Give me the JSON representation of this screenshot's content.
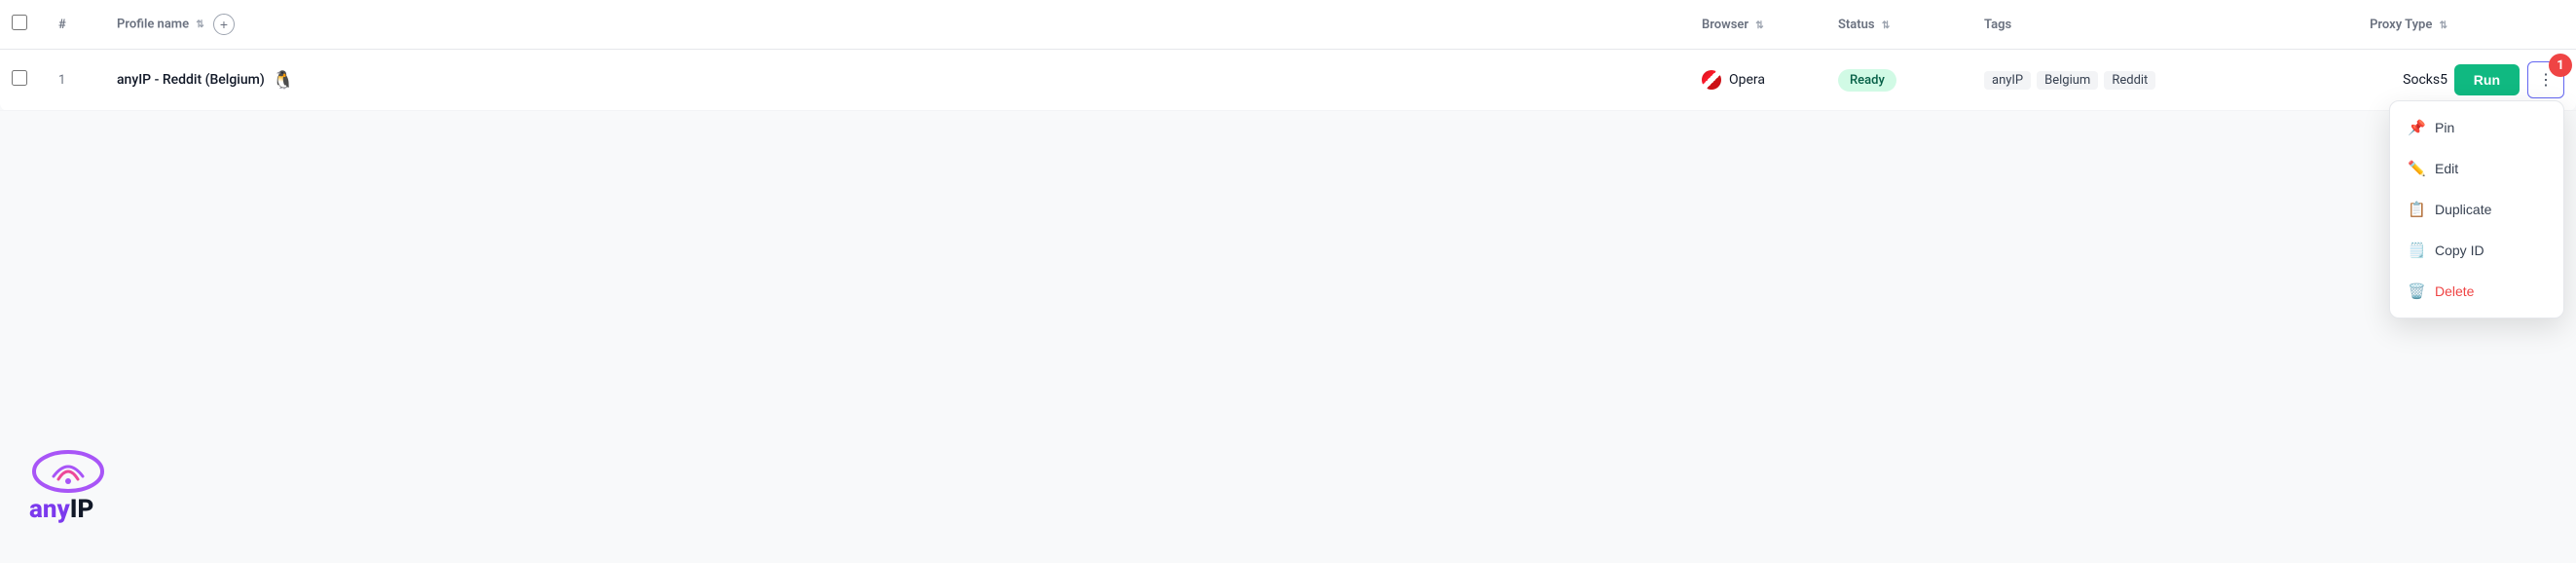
{
  "table": {
    "columns": [
      {
        "key": "checkbox",
        "label": ""
      },
      {
        "key": "num",
        "label": "#"
      },
      {
        "key": "profile_name",
        "label": "Profile name",
        "sortable": true
      },
      {
        "key": "browser",
        "label": "Browser",
        "sortable": true
      },
      {
        "key": "status",
        "label": "Status",
        "sortable": true
      },
      {
        "key": "tags",
        "label": "Tags"
      },
      {
        "key": "proxy_type",
        "label": "Proxy Type",
        "sortable": true
      },
      {
        "key": "actions",
        "label": ""
      }
    ],
    "rows": [
      {
        "id": 1,
        "num": "1",
        "profile_name": "anyIP - Reddit (Belgium)",
        "browser": "Opera",
        "status": "Ready",
        "tags": [
          "anyIP",
          "Belgium",
          "Reddit"
        ],
        "proxy_type": "Socks5"
      }
    ]
  },
  "buttons": {
    "run_label": "Run",
    "add_label": "+"
  },
  "context_menu": {
    "items": [
      {
        "label": "Pin",
        "icon": "📌",
        "action": "pin"
      },
      {
        "label": "Edit",
        "icon": "✏️",
        "action": "edit"
      },
      {
        "label": "Duplicate",
        "icon": "📋",
        "action": "duplicate"
      },
      {
        "label": "Copy ID",
        "icon": "🗒️",
        "action": "copy-id"
      },
      {
        "label": "Delete",
        "icon": "🗑️",
        "action": "delete"
      }
    ]
  },
  "notification_count": "1",
  "logo": {
    "text_prefix": "any",
    "text_suffix": "IP"
  }
}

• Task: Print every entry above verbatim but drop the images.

• Answer section:
Give me the JSON representation of this screenshot's content.
{
  "table": {
    "columns": [
      {
        "key": "checkbox",
        "label": ""
      },
      {
        "key": "num",
        "label": "#"
      },
      {
        "key": "profile_name",
        "label": "Profile name",
        "sortable": true
      },
      {
        "key": "browser",
        "label": "Browser",
        "sortable": true
      },
      {
        "key": "status",
        "label": "Status",
        "sortable": true
      },
      {
        "key": "tags",
        "label": "Tags"
      },
      {
        "key": "proxy_type",
        "label": "Proxy Type",
        "sortable": true
      },
      {
        "key": "actions",
        "label": ""
      }
    ],
    "rows": [
      {
        "id": 1,
        "num": "1",
        "profile_name": "anyIP - Reddit (Belgium)",
        "browser": "Opera",
        "status": "Ready",
        "tags": [
          "anyIP",
          "Belgium",
          "Reddit"
        ],
        "proxy_type": "Socks5"
      }
    ]
  },
  "buttons": {
    "run_label": "Run",
    "add_label": "+"
  },
  "context_menu": {
    "items": [
      {
        "label": "Pin",
        "icon": "📌",
        "action": "pin"
      },
      {
        "label": "Edit",
        "icon": "✏️",
        "action": "edit"
      },
      {
        "label": "Duplicate",
        "icon": "📋",
        "action": "duplicate"
      },
      {
        "label": "Copy ID",
        "icon": "🗒️",
        "action": "copy-id"
      },
      {
        "label": "Delete",
        "icon": "🗑️",
        "action": "delete"
      }
    ]
  },
  "notification_count": "1",
  "logo": {
    "text_prefix": "any",
    "text_suffix": "IP"
  }
}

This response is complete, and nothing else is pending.